I wasn't a huge fan of the movie "Borat" the first time I saw it. I'm a big fan of "Ali G" and the different characters that Sasha Baron Cohen brings into the show, so I thought I would love Borat. It definitely had its laugh-out-loud moments, but after a while I just got tired of the way it repeated itself and forced the same big idea/big joke on the audience -- Americans, especially those of us who live in non-coastal states, are a bunch of boorish intolerant rednecks.
My friend Nick (who, incidentally, reads and sometimes posts on this blog) heard me say that I found it only "so-so" and, when I offered him my reasoning, gave me a totally different way to interpret the movie.
"Yeah, I *get it*, too" he said, "it's supposed to cast Americans in a bad light, it's obviously edited that way, and the points just get made over and over again....but look at this way -- here's this heavily-accented guy saying he's from Kazakhstan acting rudely and thrusting himself into all kinds of strange social situations, but he's mostly being welcomed everywhere he goes.
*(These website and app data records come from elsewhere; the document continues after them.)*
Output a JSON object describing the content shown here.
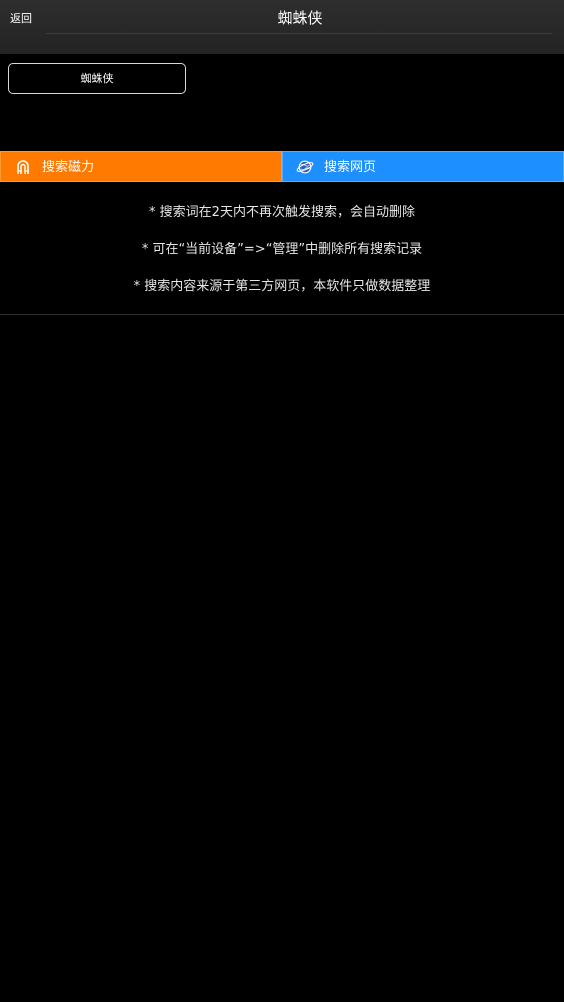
{
  "navbar": {
    "back_label": "返回",
    "title": "蜘蛛侠"
  },
  "query": {
    "keyword": "蜘蛛侠"
  },
  "tabs": [
    {
      "label": "搜索磁力",
      "color": "#ff7a00",
      "icon": "magnet-icon"
    },
    {
      "label": "搜索网页",
      "color": "#1e8fff",
      "icon": "browser-globe-icon"
    }
  ],
  "tips": [
    "* 搜索词在2天内不再次触发搜索，会自动删除",
    "* 可在“当前设备”=>“管理”中删除所有搜索记录",
    "* 搜索内容来源于第三方网页，本软件只做数据整理"
  ]
}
If you want to watch the movie to better understand America, just take notice of how welcoming and open everyone is to him."
I watched "Borat" again this weekend from that perspective and was amazed by it. Time and again in the movie, Cohen's character loudly throws himself into bizarre situations with people who, by and large, *go with it.* Nearly everyone from the shop owner whose goods Borat breaks, to the people he introduces himself to in the street, to the southern socialites whose house he enters, to the people he meets at public gatherings, etc. welcomes him with open arms even after he acts in a way that most would find offensive. When he's really offensive -- running naked through a hotel reception area or trying to kidnap Pamela Anderson -- the reception is far from warm, but that ought to be expected anyway.
I'm not going to defend the xenophobes and bigots that Borat "exposes" -- even though I do sympathize somewhat, because many were apparently duped into appearing on the film, and (most notably in the case of the southern frat boys) will be in some way pockmarked by it forever.
However, even a fourth-grader should realize that careful video editing allows someone to portray any group of people just about any way they want to. And at the end of the day, I trust Sasha Baron Cohen's revelations about American values about as much as I trust Michael Moore's comparison of American and Canadian news broadcasts in "Fahrenheit 9/11," which is to say, not a whole heck of a lot.
American society, like any other, is full of its faults and contradictions. But by and large, it's an open-minded one with a long and storied history of welcoming outsiders.
You may scoff at that.
You may come back with things like Sacco and Vanzetti, the Chinese Exclusion Act, or the turning back of the St. Louis by FDR in 1939. You'd be fair to make any of those points.
But show me another country where there are multiple first- and second-generation immigrant groups whose median income is more than double the national average. Show me another country where millions from every inhabited continent queue up to enter each year. Show me another country where the Governor of its largest state (by population) with the largest economy is foreign-born and arrived in his teens without a word of the language or a dollar of the currency.
If you're still scoffing, I can't stop you. But if you can take the leap of faith, trust me when I say it can't be done.